An Om Blog article recommends documenting every single thing your front office staff does. (Don’t forget to add insurance verification and payment collection.) When you get it all on paper, you’ll realize it’s a pretty substantial list of responsibilities. Lots of people include “ability to multi-task” on their job applications. For this position, you want to make sure the candidate truly lives up to that qualification.
Hip to Your Software
When I first entered my field, everyone wanted to make sure I knew Microsoft Office backwards and forwards. Now, they want to make sure I know how to use web-based blogging platforms. Times change, but the desire to hire people who know their industry’s software doesn’t. As Today’s Practice explains, hiring someone with knowledge of your practice management and/ordocumentation software will enable you to “spend less time and money on training. In addition, the transition will be smoother for this person and the existing office staff.”

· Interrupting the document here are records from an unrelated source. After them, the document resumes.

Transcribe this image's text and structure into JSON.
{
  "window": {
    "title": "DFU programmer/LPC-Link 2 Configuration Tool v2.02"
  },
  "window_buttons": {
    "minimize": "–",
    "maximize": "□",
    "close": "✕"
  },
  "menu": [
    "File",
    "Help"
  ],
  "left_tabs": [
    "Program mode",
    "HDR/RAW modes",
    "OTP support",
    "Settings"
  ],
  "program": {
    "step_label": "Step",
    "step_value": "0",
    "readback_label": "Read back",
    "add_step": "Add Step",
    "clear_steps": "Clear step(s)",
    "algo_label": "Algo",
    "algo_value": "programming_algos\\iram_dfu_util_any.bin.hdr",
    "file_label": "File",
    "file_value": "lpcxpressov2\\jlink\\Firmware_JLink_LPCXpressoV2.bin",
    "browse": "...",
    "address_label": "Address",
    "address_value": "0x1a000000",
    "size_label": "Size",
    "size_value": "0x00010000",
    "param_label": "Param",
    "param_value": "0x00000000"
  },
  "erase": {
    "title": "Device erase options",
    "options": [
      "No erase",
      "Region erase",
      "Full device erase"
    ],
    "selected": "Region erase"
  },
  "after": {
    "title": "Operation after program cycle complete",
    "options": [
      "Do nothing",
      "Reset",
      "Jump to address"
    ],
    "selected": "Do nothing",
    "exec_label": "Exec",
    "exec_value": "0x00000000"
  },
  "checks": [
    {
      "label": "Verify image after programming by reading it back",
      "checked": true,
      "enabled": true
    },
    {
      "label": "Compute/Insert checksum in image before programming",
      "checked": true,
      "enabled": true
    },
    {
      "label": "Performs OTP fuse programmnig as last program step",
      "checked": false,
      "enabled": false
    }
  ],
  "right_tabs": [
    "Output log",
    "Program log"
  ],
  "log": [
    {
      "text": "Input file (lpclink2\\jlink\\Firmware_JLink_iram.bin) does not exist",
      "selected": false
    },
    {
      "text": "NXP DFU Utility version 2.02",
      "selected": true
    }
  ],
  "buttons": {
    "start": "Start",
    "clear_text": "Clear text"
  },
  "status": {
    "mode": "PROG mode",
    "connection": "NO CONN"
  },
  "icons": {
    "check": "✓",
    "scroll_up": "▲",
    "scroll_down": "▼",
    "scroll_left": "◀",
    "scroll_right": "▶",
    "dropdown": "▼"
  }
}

We’re already seeing therapists and front office staff alike listing WebPT on their resumes and LinkedIn profiles, so why not look for such qualifications during your hiring process? To be safe, list the software your practice uses on the position description.Today’s Practice also recommends quizzing potential candidates or new hires to determine their degree of experience with a particular program.
Speaking of position descriptions, put a lot of time and thought into your job listings. As Monster explains, “when the pressure is on to open the doors to your new practice or replace a soon-to-depart receptionist or scheduler, you’ll be tempted to rush.” In the article, Brian Nylaan, DDS, who has a solo practice in Grand Rapids, Michigan, said: “‘I didn’t always do my homework in terms of talking with the candidate and having the whole team do so, because I just wanted to end the stress of having a position vacant.’” Don’t go that route. You have good reasons (like everything listed above and then some) to avoid the need-a-warm-body temptation and hire the right candidate. That starts with crafting an honest, detailed, well-written job announcement.
Company culture impacts your employees’ happiness and thus your bottom line, and as this article points out, poor company culture leads to carelessness, neglect, sunken morale, and ultimately, a lack of growth. If that’s not motivation enough to take a long, hard look at your own practice—your business—I don’t know what is. To help facilitate this introspection, we’ve assembled some red flags to watch out for. Here are eight signs that your company culture isn’t up to snuff:
As we pointed out in previous posts this month, every company has a culture—whether they know it or not. That culture might not be a great one or even a good one, but it definitely exists. If that’s the case, then why are so many people unsure about their companies’ cultures? I’m guessing that 1.) from the employees’ perspective it’s not a great place to work, so they assume there is no culture, or 2.) no one has defined it—and if no one has defined it, then how can anyone be sure of what it is?
In 2011, the entire WebPT team sat in a conference room (we were a much smaller team back then) to reflect on the previous year—what we did well, what we wanted to improve upon, and what our goals were for the new year. One of those goals? Define and document who we were and wanted to be as a company. In other words, our company culture.
So, the following year, in that same conference room, we poured WebPT’s heart and soul out onto a giant whiteboard and distilled that down to our core values. From there, we developed our team commitments and documented them in a handbook every new hire receives during training. Today, we all know each and every commitment backwards and forwards. They are guiding principles in our hiring criteria, performance review process, strategic planning, and pretty much every decision that we make at WebPT.